Across the Higher Education sector nationally, the Unions noted that the real-terms pay (by CPI) has dropped more than 12% since 2009. To recover some of this, in this pay round the Higher Education (HE) trade unions called for an increase for all staff of 7.5%, and at least £1500. They also called for action to address the spread of precarious contracts and pay inequalities. However the ballot for industrial action by UCU narrowly fell through last year. On the national scale, the Joint Expert Panel (JEP) was set up by the University and College Union (UCU) and Universities UK (UUK) following industrial dispute over the Universities Superannuation Scheme (USS), which is a pension scheme in the United Kingdom with over £50 billion under management. In their report, the JEP gave four definite areas where change was needed [10]:

  1. A re-evaluation of the employers’ attitude to risk.
  2. Adopting a greater consistency of approach between valuations across years for the pension scheme.
  3. Ensuring fairness and equality between generations of scheme members by smoothing future service contributions.
  4. Ensuring the valuation uses the most recently available information and factors such as market improvements and new investment considerations.
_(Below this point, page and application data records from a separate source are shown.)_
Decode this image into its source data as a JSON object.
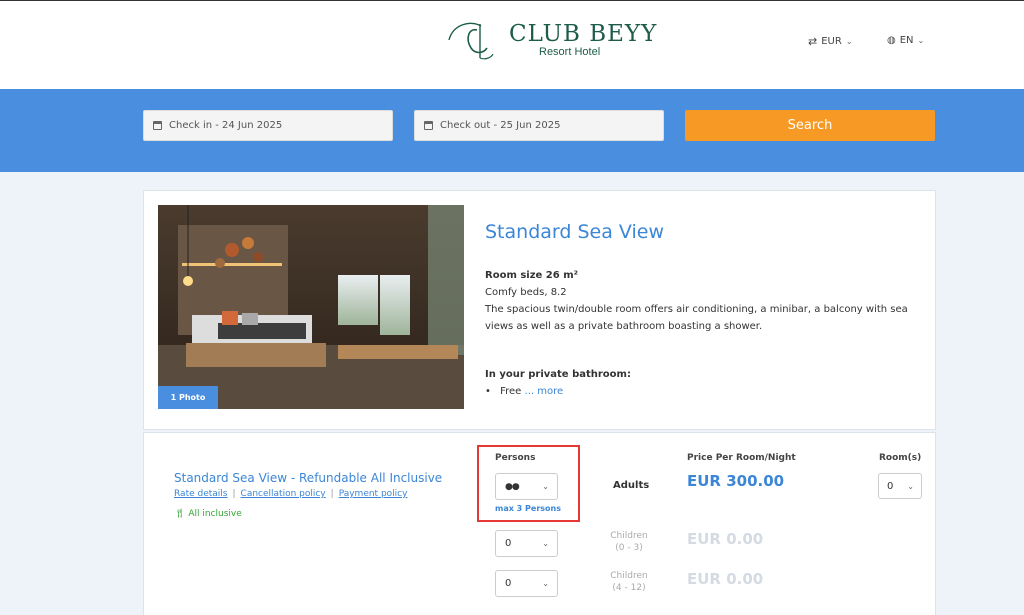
{
  "header": {
    "logo_title": "CLUB BEYY",
    "logo_subtitle": "Resort Hotel",
    "currency": "EUR",
    "language": "EN"
  },
  "search": {
    "check_in": "Check in - 24 Jun 2025",
    "check_out": "Check out - 25 Jun 2025",
    "button_label": "Search"
  },
  "room": {
    "photo_badge": "1 Photo",
    "title": "Standard Sea View",
    "size_label": "Room size 26 m²",
    "beds": "Comfy beds, 8.2",
    "description": "The spacious twin/double room offers air conditioning, a minibar, a balcony with sea views as well as a private bathroom boasting a shower.",
    "bathroom_heading": "In your private bathroom:",
    "bathroom_item": "Free",
    "more_link": "... more"
  },
  "rate": {
    "title": "Standard Sea View - Refundable All Inclusive",
    "links": [
      "Rate details",
      "Cancellation policy",
      "Payment policy"
    ],
    "board": "All inclusive",
    "persons_label": "Persons",
    "persons_icon": "two-persons-icon",
    "max_persons": "max 3 Persons",
    "adults_label": "Adults",
    "price_header": "Price Per Room/Night",
    "adult_price": "EUR 300.00",
    "children": [
      {
        "label": "Children",
        "range": "(0 - 3)",
        "value": "0",
        "price": "EUR 0.00"
      },
      {
        "label": "Children",
        "range": "(4 - 12)",
        "value": "0",
        "price": "EUR 0.00"
      }
    ],
    "rooms_header": "Room(s)",
    "rooms_value": "0"
  },
  "colors": {
    "brand_blue": "#4a8ee0",
    "accent_orange": "#f79a25",
    "highlight_red": "#e53935",
    "logo_green": "#1e5c4a"
  }
}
Universities UK (UUK) came out firmly against the increased Deficit Recovery Contributions (DRCs), which came at a cost of cost of 3.9% of total salaries, that the USS Trustee demanded recently, after their November valuation. All of these contributions have been supported by cuts in salaries and benefits of staff.
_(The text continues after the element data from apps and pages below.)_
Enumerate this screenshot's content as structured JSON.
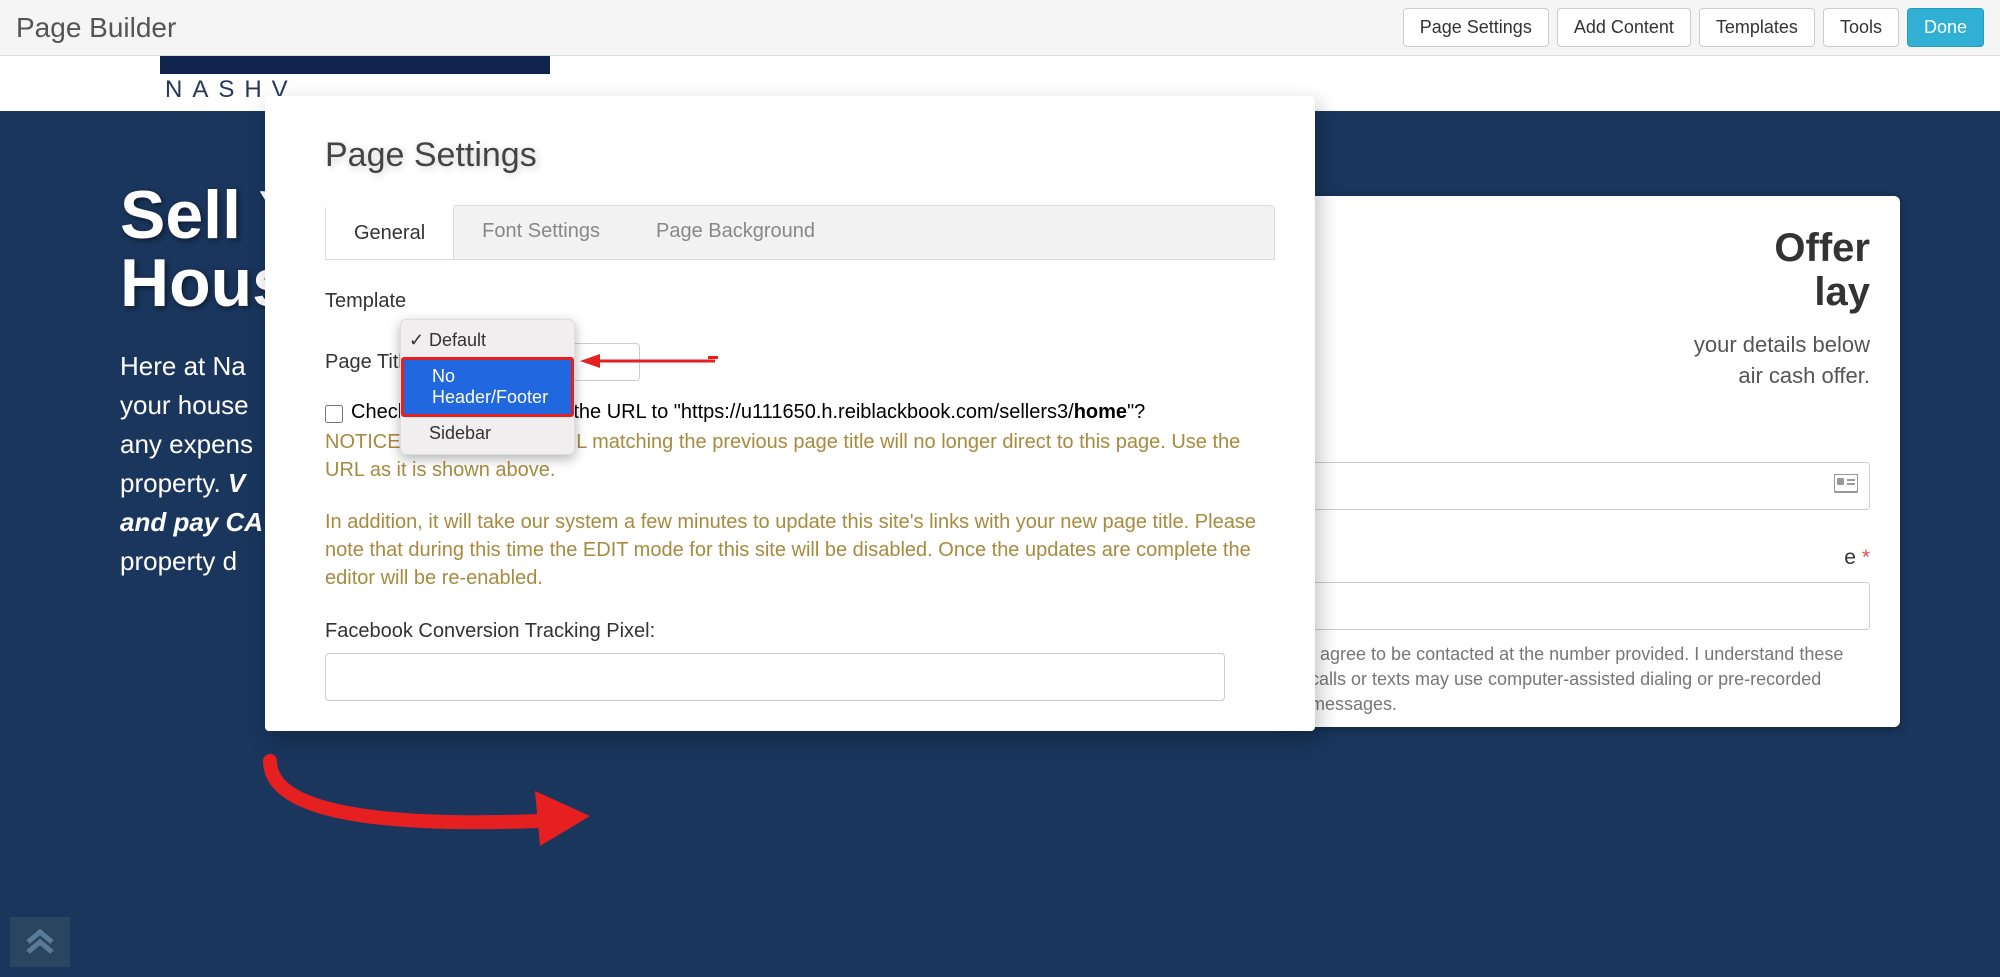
{
  "toolbar": {
    "title": "Page Builder",
    "buttons": {
      "page_settings": "Page Settings",
      "add_content": "Add Content",
      "templates": "Templates",
      "tools": "Tools",
      "done": "Done"
    }
  },
  "logo": {
    "text": "NASHV"
  },
  "hero": {
    "title1": "Sell Y",
    "title2": "Hous",
    "body1": "Here at Na",
    "body2": "your house",
    "body3": "any expens",
    "body4": "property. ",
    "body5": "and pay C",
    "body6": "property d"
  },
  "offer": {
    "title1": "Offer",
    "title2": "lay",
    "sub1": "your details below",
    "sub2": "air cash offer.",
    "required_suffix": "e ",
    "consent": "I agree to be contacted at the number provided. I understand these calls or texts may use computer-assisted dialing or pre-recorded messages."
  },
  "modal": {
    "title": "Page Settings",
    "tabs": {
      "general": "General",
      "font": "Font Settings",
      "background": "Page Background"
    },
    "template_label": "Template",
    "page_title_label": "Page Title",
    "dropdown": {
      "default": "Default",
      "no_header": "No Header/Footer",
      "sidebar": "Sidebar"
    },
    "checkbox_text_prefix": "Check the box to update the URL to \"https://u111650.h.reiblackbook.com/sellers3/",
    "checkbox_text_bold": "home",
    "checkbox_text_suffix": "\"?",
    "notice1": "NOTICE: If checked, the URL matching the previous page title will no longer direct to this page. Use the URL as it is shown above.",
    "notice2": "In addition, it will take our system a few minutes to update this site's links with your new page title. Please note that during this time the EDIT mode for this site will be disabled. Once the updates are complete the editor will be re-enabled.",
    "fb_label": "Facebook Conversion Tracking Pixel:"
  }
}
Given the importance of a good teaching staff and environment in the university, we must stand up and side strongly with our teachers and staff. Many of our GU members themselves are involved in teaching in the university. Regardless of whether the UCU strikes do happen after their recent ballot closes on 22 February 2019, my personal opinion is that we must stand up for this cause, atleast in spirit if not in action. At the same time, as a Union for the students, the GU must take any and every step possible to help mitigate the negative effects of the strikes on students, particularly our GU members who are one year masters students. This includes information dissemination, awareness building and campaigning for better provisions to help students who miss out on critical teaching hours, which they pay for with exorbitant fees in place. Nuanced and multi-sided as the topic is, I believe that the Graduate Union Council and Executive Committee, along with its wider membership, can use the renewed call for strikes by the UCU to think on some critical aspects of the central goal of the Graduate Union: to help advance the education of all postgraduate and mature undergraduate students in the University of Cambridge, both in the short and the long term, and how they cater to the needs and interests of the various people involved therein.

 

References:
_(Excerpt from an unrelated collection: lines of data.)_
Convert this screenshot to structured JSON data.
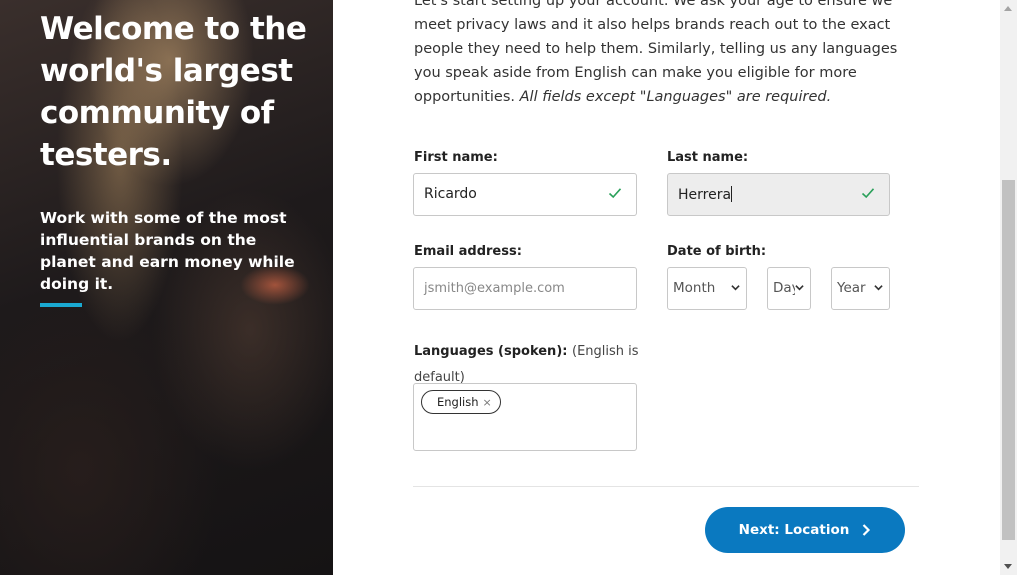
{
  "hero": {
    "title": "Welcome to the world's largest community of testers.",
    "subtitle": "Work with some of the most influential brands on the planet and earn money while doing it.",
    "accent_color": "#1aa9d1"
  },
  "intro": {
    "text": "Let's start setting up your account. We ask your age to ensure we meet privacy laws and it also helps brands reach out to the exact people they need to help them. Similarly, telling us any languages you speak aside from English can make you eligible for more opportunities.",
    "note": "All fields except \"Languages\" are required."
  },
  "form": {
    "first_name": {
      "label": "First name:",
      "value": "Ricardo",
      "valid_icon": "check-icon"
    },
    "last_name": {
      "label": "Last name:",
      "value": "Herrera",
      "valid_icon": "check-icon"
    },
    "email": {
      "label": "Email address:",
      "value": "",
      "placeholder": "jsmith@example.com"
    },
    "dob": {
      "label": "Date of birth:",
      "month": "Month",
      "day": "Day",
      "year": "Year"
    },
    "languages": {
      "label": "Languages (spoken):",
      "hint": "(English is default)",
      "tags": [
        "English"
      ],
      "remove_glyph": "×"
    }
  },
  "actions": {
    "next_label": "Next: Location",
    "next_color": "#0a79c0",
    "arrow_icon": "chevron-right-icon"
  },
  "colors": {
    "valid": "#2aa05a"
  }
}
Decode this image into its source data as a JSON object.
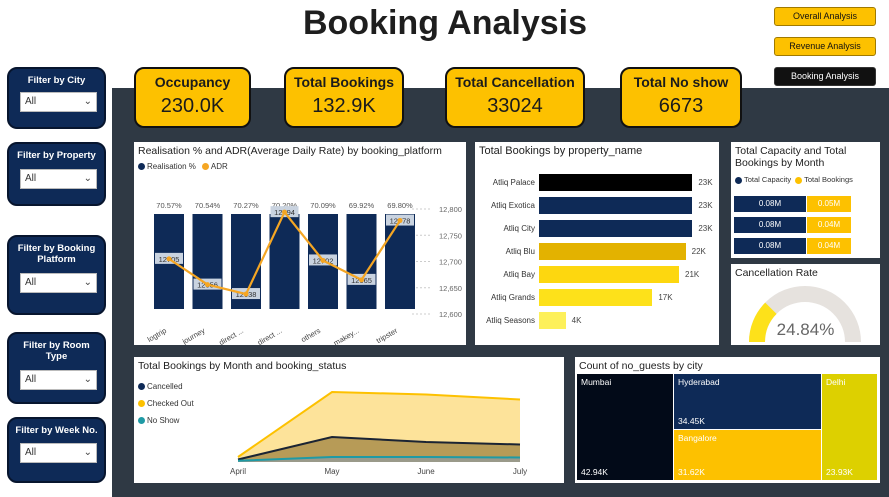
{
  "title": "Booking Analysis",
  "nav": [
    {
      "label": "Overall Analysis",
      "style": "y"
    },
    {
      "label": "Revenue Analysis",
      "style": "y"
    },
    {
      "label": "Booking Analysis",
      "style": "k"
    }
  ],
  "kpis": [
    {
      "label": "Occupancy",
      "value": "230.0K"
    },
    {
      "label": "Total Bookings",
      "value": "132.9K"
    },
    {
      "label": "Total Cancellation",
      "value": "33024"
    },
    {
      "label": "Total No show",
      "value": "6673"
    }
  ],
  "filters": [
    {
      "label": "Filter by City",
      "value": "All"
    },
    {
      "label": "Filter by Property",
      "value": "All"
    },
    {
      "label": "Filter by Booking Platform",
      "value": "All"
    },
    {
      "label": "Filter by Room Type",
      "value": "All"
    },
    {
      "label": "Filter by Week No.",
      "value": "All"
    }
  ],
  "platform_chart": {
    "title": "Realisation % and ADR(Average Daily Rate) by booking_platform",
    "legend": [
      "Realisation %",
      "ADR"
    ],
    "y2_ticks": [
      "12,800",
      "12,750",
      "12,700",
      "12,650",
      "12,600"
    ]
  },
  "property_chart": {
    "title": "Total Bookings by property_name"
  },
  "capacity_chart": {
    "title": "Total Capacity and Total Bookings by Month",
    "legend": [
      "Total Capacity",
      "Total Bookings"
    ],
    "rows": [
      {
        "cap": "0.08M",
        "book": "0.05M"
      },
      {
        "cap": "0.08M",
        "book": "0.04M"
      },
      {
        "cap": "0.08M",
        "book": "0.04M"
      }
    ]
  },
  "cancellation_rate": {
    "title": "Cancellation Rate",
    "value": "24.84%",
    "fraction": 0.2484
  },
  "status_chart": {
    "title": "Total Bookings by Month and booking_status",
    "legend": [
      "Cancelled",
      "Checked Out",
      "No Show"
    ]
  },
  "guests_chart": {
    "title": "Count of no_guests by city",
    "cells": [
      {
        "city": "Mumbai",
        "value": "42.94K"
      },
      {
        "city": "Hyderabad",
        "value": "34.45K"
      },
      {
        "city": "Bangalore",
        "value": "31.62K"
      },
      {
        "city": "Delhi",
        "value": "23.93K"
      }
    ]
  },
  "colors": {
    "navy": "#0e2a57",
    "yellow": "#fdc100",
    "orange": "#f5a623",
    "dark": "#2f3944",
    "teal": "#1f9aa5"
  },
  "chart_data": [
    {
      "type": "bar",
      "title": "Realisation % and ADR(Average Daily Rate) by booking_platform",
      "categories": [
        "logtrip",
        "journey",
        "direct ...",
        "direct ...",
        "others",
        "makey...",
        "tripster"
      ],
      "series": [
        {
          "name": "Realisation %",
          "values": [
            70.57,
            70.54,
            70.27,
            70.2,
            70.09,
            69.92,
            69.8
          ],
          "labels": [
            "70.57%",
            "70.54%",
            "70.27%",
            "70.20%",
            "70.09%",
            "69.92%",
            "69.80%"
          ]
        },
        {
          "name": "ADR",
          "type": "line",
          "values": [
            12705,
            12656,
            12638,
            12794,
            12702,
            12665,
            12778
          ]
        }
      ],
      "y2lim": [
        12600,
        12800
      ]
    },
    {
      "type": "bar",
      "title": "Total Bookings by property_name",
      "categories": [
        "Atliq Palace",
        "Atliq Exotica",
        "Atliq City",
        "Atliq Blu",
        "Atliq Bay",
        "Atliq Grands",
        "Atliq Seasons"
      ],
      "values": [
        23,
        23,
        23,
        22,
        21,
        17,
        4
      ],
      "labels": [
        "23K",
        "23K",
        "23K",
        "22K",
        "21K",
        "17K",
        "4K"
      ]
    },
    {
      "type": "bar",
      "title": "Total Capacity and Total Bookings by Month",
      "series": [
        {
          "name": "Total Capacity",
          "values": [
            0.08,
            0.08,
            0.08
          ]
        },
        {
          "name": "Total Bookings",
          "values": [
            0.05,
            0.04,
            0.04
          ]
        }
      ]
    },
    {
      "type": "area",
      "title": "Total Bookings by Month and booking_status",
      "categories": [
        "April",
        "May",
        "June",
        "July"
      ],
      "series": [
        {
          "name": "Checked Out",
          "values": [
            2,
            28,
            27,
            25
          ]
        },
        {
          "name": "Cancelled",
          "values": [
            1,
            10,
            8,
            7
          ]
        },
        {
          "name": "No Show",
          "values": [
            0.5,
            2,
            2,
            1.8
          ]
        }
      ]
    }
  ]
}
[1] Office for National Statistics, “How Has the Student Population Changed,” 20 September 2016.

[2] Higher Education Statistics Agency. Higher Education Staff Statistics: UK, 2016/17.

[3] University and College Union. ‘Stamp out Casualisation in Cambridge’. Report, 2018.

[4] Kiran Khanom. ` Cambridge UCU calls for end to Cambridge’s ‘gig economy’ contracts and unfair pay’. Varsity (News Report), 2018.

[5] University and College Union. `UCU Workload Survey 2016’. Survey, 2016.

[6] The Times Higher Education. `THE Student Experience Survey 2018’. Survey, 2018.

[7] University and College Union (Cambridge). ‘Pay and Equality Meeting’. Presentation, 2018.

[8] University of Cambridge. `Gender Pay Gap Report 2017’. Report, 2017.

[9] University and College Union (UCU) and Unison Union. `Joint UCU and UNISON letter to the VC on Pay and Equality’. Letter, 2018.

[10] Joint Expert Panel. ‘Joint Expert Panel Report’. Report, 2018.

 

 



[1] This report is the product of three surveys carried out by Cambridge UCU: a 2018 survey of 108 Temporary Employment Service workers, a 2018 survey of 140 hourly-paid staff and a 2017 survey of 513 grad students. It also makes use of information obtained through Freedom of Information requests, and was produced with support from two other Cambridge University trade union branches: Unite and Unison.

[2] The Real Living Wage, calculated by the Living Wage Foundation, is higher than the National Living Wage, which is calculated by the UK government.